Leinster won the match 1-11 to 0-11. Longford solicitor Padraic Gearty, who passed away in 2011, scored the first point after a couple of minutes and thus holds the distinction of being the first person to score a point on live television.
The present clamour for the Railway Cup's abolition indicates that its days may indeed be numbered.
The despairing sighs about the Railway Cup are being driven by impatience with its continued existence. The GAA calendar is a hot button topic as of recently. The persistence with the competition is regarding as a pointless overloading of overworked players.
But the Railway Cup has been dead for years.
Colm O'Rourke wrote in the Sunday Independent in 2016 that in the early phase of his career he hungered after a Railway Cup medal. Meath were still under Dublin's thumb at that time - never mind Dublin, they were under Longford's thumb in the early 1980s - and so he spied the Railway Cup as his most plausible route to a national medal.
However, even by then, O'Rourke suggests the Railway Cup's prestige was in freefall. It's heyday was in the 1950s when it was one of the few big games in Croke Park every year and thus offered a rare chance to see big players in the flesh. The final earned some increased cachet by taking place on St Patrick's Day.
The Railway Cup final was elbowed out of its plum St. Patrick's Day slot by the increasingly important club championship finals. The last time the Railway Cup final took place on Patrick's Day was in 1974. Crowds dipped alarmingly after that.
Dermot Kavanagh, who has written a history of the interprovincial hurling championship, told Newstalk a few years ago that the only hope for the Railway Cup was giving it its own definite slot on the calendar, preferably on a bank holiday.
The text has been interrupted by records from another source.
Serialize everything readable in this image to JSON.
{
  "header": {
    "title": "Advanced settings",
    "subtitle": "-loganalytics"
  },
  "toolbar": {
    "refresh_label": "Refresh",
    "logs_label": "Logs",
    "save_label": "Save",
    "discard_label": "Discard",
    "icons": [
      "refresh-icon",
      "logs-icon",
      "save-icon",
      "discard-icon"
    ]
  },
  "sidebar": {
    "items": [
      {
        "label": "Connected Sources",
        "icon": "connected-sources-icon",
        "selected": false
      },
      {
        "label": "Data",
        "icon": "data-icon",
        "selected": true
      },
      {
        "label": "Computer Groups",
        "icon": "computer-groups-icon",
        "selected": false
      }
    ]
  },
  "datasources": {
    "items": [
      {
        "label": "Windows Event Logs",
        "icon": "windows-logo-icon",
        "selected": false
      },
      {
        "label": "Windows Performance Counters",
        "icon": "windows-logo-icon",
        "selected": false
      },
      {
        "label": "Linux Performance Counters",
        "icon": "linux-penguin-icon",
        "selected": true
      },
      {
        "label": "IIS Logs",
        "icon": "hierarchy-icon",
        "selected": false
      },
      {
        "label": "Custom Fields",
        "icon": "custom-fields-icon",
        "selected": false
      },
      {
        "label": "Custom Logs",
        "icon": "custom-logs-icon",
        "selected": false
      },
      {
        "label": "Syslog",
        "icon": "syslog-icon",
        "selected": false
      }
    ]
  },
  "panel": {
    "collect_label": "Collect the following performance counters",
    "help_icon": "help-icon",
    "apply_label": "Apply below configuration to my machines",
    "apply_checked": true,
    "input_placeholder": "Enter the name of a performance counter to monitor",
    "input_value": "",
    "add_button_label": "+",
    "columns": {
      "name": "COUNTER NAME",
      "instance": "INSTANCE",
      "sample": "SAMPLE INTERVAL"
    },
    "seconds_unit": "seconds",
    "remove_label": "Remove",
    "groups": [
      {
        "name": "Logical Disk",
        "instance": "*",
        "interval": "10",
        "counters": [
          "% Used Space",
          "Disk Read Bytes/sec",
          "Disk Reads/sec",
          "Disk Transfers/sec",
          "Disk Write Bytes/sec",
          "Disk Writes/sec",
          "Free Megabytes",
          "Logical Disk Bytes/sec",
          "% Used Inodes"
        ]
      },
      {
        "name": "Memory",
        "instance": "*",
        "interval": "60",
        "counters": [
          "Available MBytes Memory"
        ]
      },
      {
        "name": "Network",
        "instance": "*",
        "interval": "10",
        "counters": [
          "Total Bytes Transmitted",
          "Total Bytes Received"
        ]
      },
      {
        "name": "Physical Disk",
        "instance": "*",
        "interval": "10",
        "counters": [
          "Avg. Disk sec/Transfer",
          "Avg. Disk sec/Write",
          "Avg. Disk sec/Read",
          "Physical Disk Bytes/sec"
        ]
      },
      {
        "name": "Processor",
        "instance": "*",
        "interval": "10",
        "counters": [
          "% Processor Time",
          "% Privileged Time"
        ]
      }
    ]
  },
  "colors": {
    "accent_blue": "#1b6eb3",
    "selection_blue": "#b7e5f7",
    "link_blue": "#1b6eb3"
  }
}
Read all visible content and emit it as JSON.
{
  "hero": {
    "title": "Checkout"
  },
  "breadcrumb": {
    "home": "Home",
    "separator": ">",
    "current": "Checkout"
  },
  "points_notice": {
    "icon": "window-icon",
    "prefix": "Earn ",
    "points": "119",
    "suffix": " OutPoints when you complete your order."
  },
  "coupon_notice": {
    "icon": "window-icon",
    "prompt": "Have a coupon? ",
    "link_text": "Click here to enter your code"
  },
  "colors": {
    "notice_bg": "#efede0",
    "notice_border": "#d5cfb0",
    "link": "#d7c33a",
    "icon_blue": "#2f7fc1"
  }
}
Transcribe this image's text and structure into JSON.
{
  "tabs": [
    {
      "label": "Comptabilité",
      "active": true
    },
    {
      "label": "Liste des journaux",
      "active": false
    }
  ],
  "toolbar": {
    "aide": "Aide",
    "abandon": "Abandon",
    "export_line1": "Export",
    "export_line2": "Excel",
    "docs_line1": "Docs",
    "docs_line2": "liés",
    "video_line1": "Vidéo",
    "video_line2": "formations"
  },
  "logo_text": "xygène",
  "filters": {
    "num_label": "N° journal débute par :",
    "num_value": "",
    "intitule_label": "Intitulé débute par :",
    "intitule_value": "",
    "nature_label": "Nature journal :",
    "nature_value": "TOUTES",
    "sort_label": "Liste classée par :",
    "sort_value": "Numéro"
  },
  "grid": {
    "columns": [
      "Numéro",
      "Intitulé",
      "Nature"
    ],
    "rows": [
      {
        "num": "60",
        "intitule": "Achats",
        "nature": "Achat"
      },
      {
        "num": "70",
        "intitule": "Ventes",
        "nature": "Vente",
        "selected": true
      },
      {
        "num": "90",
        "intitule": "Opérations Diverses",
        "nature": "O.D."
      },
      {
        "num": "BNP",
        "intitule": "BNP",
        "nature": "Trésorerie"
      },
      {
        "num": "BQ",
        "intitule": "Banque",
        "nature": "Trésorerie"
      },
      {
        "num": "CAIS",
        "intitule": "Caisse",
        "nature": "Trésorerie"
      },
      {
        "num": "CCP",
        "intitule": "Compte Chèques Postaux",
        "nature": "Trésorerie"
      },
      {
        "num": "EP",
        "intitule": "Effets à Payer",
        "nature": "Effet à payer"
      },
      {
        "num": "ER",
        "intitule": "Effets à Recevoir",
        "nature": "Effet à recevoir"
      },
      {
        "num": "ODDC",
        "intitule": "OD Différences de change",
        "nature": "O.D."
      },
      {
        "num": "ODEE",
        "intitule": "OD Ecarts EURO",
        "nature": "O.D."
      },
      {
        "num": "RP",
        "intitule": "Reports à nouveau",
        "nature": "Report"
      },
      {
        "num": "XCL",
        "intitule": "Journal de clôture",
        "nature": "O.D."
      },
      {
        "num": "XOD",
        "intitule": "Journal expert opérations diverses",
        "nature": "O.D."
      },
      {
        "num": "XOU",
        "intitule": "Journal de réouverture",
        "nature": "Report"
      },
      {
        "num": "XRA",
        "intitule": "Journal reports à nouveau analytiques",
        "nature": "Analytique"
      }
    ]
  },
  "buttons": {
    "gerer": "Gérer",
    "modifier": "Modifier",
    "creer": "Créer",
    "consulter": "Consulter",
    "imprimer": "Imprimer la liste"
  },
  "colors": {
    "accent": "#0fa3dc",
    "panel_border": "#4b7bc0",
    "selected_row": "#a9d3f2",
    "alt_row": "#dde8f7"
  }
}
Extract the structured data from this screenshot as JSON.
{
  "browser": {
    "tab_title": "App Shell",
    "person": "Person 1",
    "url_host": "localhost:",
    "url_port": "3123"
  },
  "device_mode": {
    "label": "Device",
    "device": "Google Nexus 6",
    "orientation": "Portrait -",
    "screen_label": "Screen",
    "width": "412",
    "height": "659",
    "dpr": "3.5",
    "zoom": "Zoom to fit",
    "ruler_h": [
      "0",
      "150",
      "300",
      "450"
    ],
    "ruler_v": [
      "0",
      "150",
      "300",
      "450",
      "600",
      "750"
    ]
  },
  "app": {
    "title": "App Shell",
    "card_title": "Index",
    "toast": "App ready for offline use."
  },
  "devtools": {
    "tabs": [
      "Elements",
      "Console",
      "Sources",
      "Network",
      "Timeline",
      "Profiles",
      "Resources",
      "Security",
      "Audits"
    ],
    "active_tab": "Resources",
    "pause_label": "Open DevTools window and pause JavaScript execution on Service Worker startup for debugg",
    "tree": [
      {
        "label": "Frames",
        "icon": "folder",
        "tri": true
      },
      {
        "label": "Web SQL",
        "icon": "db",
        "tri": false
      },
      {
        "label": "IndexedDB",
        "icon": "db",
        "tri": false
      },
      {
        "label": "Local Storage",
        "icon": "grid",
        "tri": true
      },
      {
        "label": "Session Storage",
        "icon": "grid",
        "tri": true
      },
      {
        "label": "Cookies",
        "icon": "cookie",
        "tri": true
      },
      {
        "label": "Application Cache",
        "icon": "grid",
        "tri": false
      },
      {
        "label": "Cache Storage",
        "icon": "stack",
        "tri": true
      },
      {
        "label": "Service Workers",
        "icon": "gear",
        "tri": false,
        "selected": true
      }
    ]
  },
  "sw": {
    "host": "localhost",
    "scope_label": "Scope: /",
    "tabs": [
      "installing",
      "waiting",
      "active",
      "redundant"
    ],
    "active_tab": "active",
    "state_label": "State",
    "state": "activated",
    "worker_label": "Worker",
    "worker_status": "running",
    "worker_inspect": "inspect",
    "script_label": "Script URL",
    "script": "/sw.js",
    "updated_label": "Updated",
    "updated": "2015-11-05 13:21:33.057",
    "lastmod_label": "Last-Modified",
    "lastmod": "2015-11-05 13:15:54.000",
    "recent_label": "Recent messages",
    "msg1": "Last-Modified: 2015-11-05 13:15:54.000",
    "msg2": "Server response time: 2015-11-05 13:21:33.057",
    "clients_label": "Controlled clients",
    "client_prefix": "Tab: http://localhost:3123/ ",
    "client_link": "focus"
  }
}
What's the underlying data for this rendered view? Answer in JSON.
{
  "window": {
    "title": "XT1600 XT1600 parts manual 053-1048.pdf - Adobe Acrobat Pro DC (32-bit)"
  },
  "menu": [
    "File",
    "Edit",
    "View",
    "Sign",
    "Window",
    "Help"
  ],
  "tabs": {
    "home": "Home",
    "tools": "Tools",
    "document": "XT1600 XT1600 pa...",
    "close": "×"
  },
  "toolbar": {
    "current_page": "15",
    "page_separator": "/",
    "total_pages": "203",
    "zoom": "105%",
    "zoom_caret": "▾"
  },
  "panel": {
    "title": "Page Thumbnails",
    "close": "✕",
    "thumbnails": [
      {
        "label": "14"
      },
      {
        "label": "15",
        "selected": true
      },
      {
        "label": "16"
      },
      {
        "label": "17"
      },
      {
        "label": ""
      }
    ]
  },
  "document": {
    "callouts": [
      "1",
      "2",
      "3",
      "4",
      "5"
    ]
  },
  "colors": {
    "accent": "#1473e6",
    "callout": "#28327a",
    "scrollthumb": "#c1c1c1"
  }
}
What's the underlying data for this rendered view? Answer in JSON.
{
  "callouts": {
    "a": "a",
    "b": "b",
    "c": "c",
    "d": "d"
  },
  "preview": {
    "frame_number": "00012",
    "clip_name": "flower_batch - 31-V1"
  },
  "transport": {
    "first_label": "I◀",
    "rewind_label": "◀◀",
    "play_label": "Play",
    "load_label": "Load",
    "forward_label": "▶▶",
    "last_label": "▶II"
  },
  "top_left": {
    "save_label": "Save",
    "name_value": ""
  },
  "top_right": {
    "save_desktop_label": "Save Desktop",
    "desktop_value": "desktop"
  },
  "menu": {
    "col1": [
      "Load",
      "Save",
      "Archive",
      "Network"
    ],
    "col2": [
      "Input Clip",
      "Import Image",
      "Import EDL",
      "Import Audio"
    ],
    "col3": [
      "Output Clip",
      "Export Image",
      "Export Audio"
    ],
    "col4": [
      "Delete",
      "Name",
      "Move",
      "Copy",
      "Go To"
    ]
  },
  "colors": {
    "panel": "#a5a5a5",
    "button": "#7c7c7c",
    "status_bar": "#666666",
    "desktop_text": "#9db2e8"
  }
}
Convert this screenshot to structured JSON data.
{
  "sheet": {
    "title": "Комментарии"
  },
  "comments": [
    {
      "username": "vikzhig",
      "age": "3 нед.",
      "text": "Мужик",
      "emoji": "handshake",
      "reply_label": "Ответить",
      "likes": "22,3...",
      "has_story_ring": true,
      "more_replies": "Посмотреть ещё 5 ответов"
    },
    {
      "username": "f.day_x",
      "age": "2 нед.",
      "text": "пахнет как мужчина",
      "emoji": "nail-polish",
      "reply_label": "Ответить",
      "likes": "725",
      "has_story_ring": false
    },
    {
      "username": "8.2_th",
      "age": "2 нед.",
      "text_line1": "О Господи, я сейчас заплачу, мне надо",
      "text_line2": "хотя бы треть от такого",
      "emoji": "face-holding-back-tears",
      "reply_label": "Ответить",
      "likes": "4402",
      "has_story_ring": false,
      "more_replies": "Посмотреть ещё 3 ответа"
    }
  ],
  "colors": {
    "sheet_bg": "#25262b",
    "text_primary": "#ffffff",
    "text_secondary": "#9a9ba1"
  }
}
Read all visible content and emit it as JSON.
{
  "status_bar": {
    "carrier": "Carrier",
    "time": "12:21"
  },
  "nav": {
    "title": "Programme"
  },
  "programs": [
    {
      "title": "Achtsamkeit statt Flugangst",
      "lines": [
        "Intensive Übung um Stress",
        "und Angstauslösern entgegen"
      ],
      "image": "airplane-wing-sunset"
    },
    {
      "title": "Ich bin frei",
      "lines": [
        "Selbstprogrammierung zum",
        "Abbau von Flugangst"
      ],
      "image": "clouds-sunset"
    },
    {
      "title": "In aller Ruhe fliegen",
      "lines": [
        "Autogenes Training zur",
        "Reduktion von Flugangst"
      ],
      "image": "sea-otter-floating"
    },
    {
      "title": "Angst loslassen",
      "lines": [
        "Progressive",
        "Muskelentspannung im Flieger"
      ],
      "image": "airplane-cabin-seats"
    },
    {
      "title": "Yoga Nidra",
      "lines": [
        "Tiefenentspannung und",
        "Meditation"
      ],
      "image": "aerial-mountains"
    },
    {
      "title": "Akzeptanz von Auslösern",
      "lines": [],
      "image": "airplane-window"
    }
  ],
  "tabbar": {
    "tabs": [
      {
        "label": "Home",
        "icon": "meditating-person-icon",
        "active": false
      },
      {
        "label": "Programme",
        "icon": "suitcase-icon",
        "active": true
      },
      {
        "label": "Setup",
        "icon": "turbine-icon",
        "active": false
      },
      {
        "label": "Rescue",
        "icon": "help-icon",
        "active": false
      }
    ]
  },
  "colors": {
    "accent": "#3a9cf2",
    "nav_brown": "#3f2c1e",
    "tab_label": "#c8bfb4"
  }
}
The last time that happened was 1974, there was a Railway Cup final played before a replay of an All-Ireland club semi-final. There was about 15,00-16,000 people at it.
That was the last big attendance. You would have to say, which match were the people showing up for? I think it either needs that, or it needs a definite slot in the calendar sometime around May - after the league finishes and after the Championship starts.
Crowds continued to plummet. A nice snapshot from the early noughties: Connacht were due to play Munster in interpro football semi-final in Salthill. A torrent of rain fell in Galway overnight and the Pearse Stadium pitch was waterlogged.
Instead of postponing the match, they moved it five miles south to Ballinderreen GAA pitch, which was renowned all around Galway for it's formidable drainage capacities. It also once held a Cup Winners Cup tie between Galway United and Odense in August 1991, sixteen years before a soccer match was eventually held in Croke Park. This was four years before Terryland Park was upgraded in 1995.
A few locals were out pucking a ball around. Ballinderreen is complete hurling country. They were stunned to see Colm Cooper and the rest of the Munster lads jogging out of the dressing rooms. Paddy Aherne was on the pitch when the Munster players ran out.
We went down for a puck around and we saw Colm Cooper coming out of the dressing room. Now, it was when the Railway Cup was dyin' and so there was about thirty people there, but it was still class.
The Railway Cup hasn't swelled in importance since then and, in fact, has ceased to exist since 2016.
Oddly, the inter-provincial championship in rugby inspired similar apathy in the dying days of the amateur era. Now, the provincial game is prime time sport. People trumpet their love of Munster and Leinster at every turn.
But there is no real international dimension in the GAA waiting to provide salvation. Alas, a comeback of sorts seems fanciful.